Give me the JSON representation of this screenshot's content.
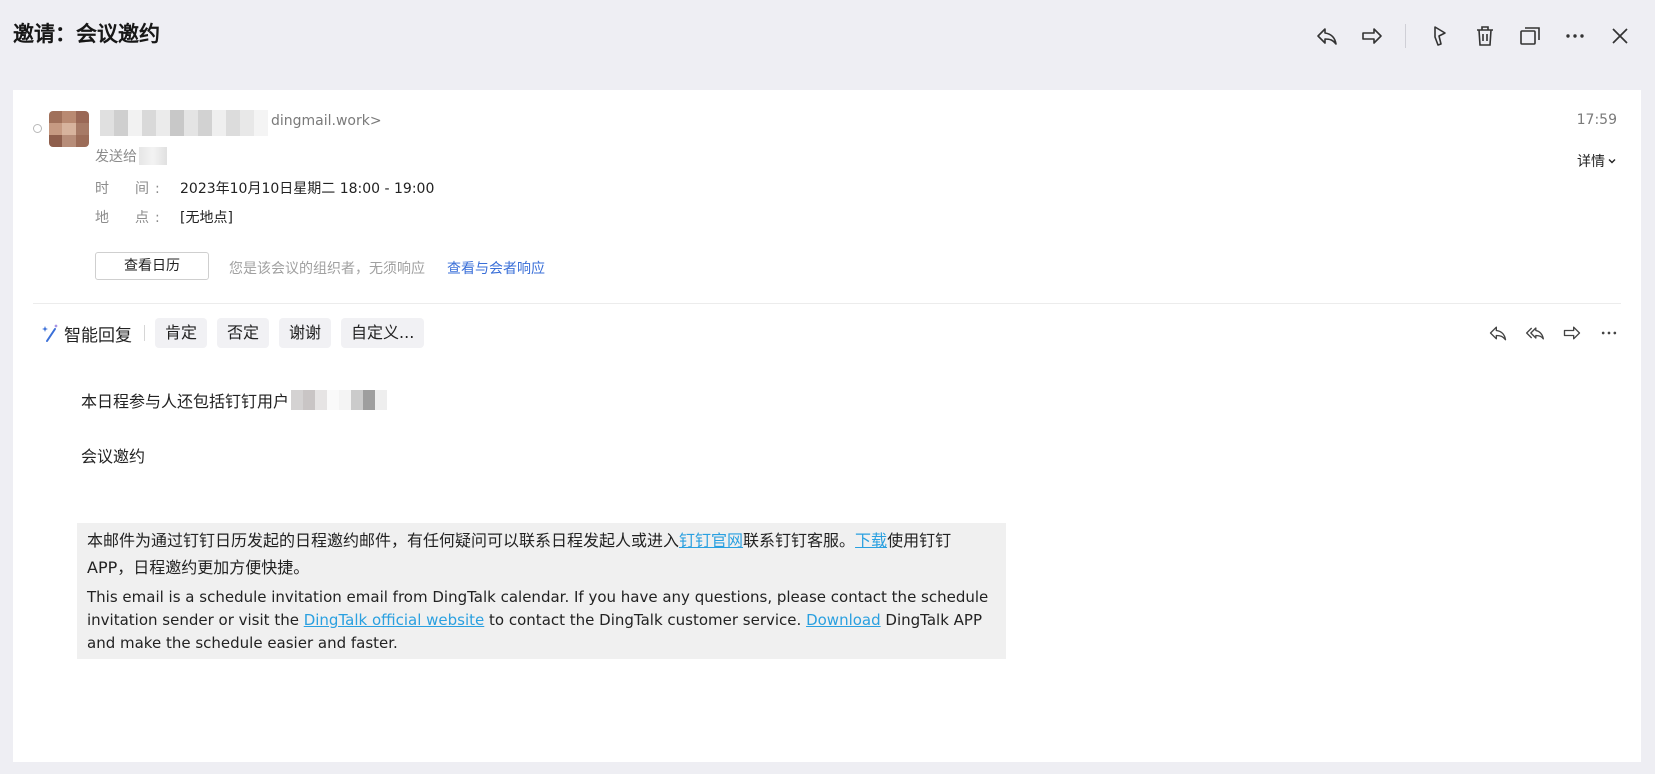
{
  "header": {
    "title": "邀请：会议邀约"
  },
  "toolbar": {
    "icons": [
      "reply-icon",
      "forward-icon",
      "flag-icon",
      "trash-icon",
      "new-window-icon",
      "more-icon",
      "close-icon"
    ]
  },
  "message": {
    "sender_email_visible": "dingmail.work>",
    "send_to_label": "发送给",
    "time": "17:59",
    "details_label": "详情",
    "time_label": "时　间:",
    "time_value": "2023年10月10日星期二 18:00 - 19:00",
    "location_label": "地　点:",
    "location_value": "[无地点]",
    "view_calendar_button": "查看日历",
    "organizer_note": "您是该会议的组织者，无须响应",
    "view_responses_link": "查看与会者响应"
  },
  "smart_reply": {
    "label": "智能回复",
    "chips": [
      "肯定",
      "否定",
      "谢谢",
      "自定义..."
    ]
  },
  "body": {
    "participants_line": "本日程参与人还包括钉钉用户",
    "subject_line": "会议邀约"
  },
  "footer": {
    "zh_part1": "本邮件为通过钉钉日历发起的日程邀约邮件，有任何疑问可以联系日程发起人或进入",
    "zh_link1": "钉钉官网",
    "zh_part2": "联系钉钉客服。",
    "zh_link2": "下载",
    "zh_part3": "使用钉钉APP，日程邀约更加方便快捷。",
    "en_part1": "This email is a schedule invitation email from DingTalk calendar. If you have any questions, please contact the schedule invitation sender or visit the ",
    "en_link1": "DingTalk official website",
    "en_part2": "  to contact the DingTalk customer service. ",
    "en_link2": "Download",
    "en_part3": " DingTalk APP and make the schedule easier and faster."
  },
  "colors": {
    "link": "#2aa0e0",
    "accent_link": "#3a6fd8",
    "background": "#eeeef3"
  }
}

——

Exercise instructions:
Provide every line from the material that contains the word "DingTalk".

Answer section:
    "en_part1": "This email is a schedule invitation email from DingTalk calendar. If you have any questions, please contact the schedule invitation sender or visit the ",
    "en_link1": "DingTalk official website",
    "en_part2": "  to contact the DingTalk customer service. ",
    "en_part3": " DingTalk APP and make the schedule easier and faster."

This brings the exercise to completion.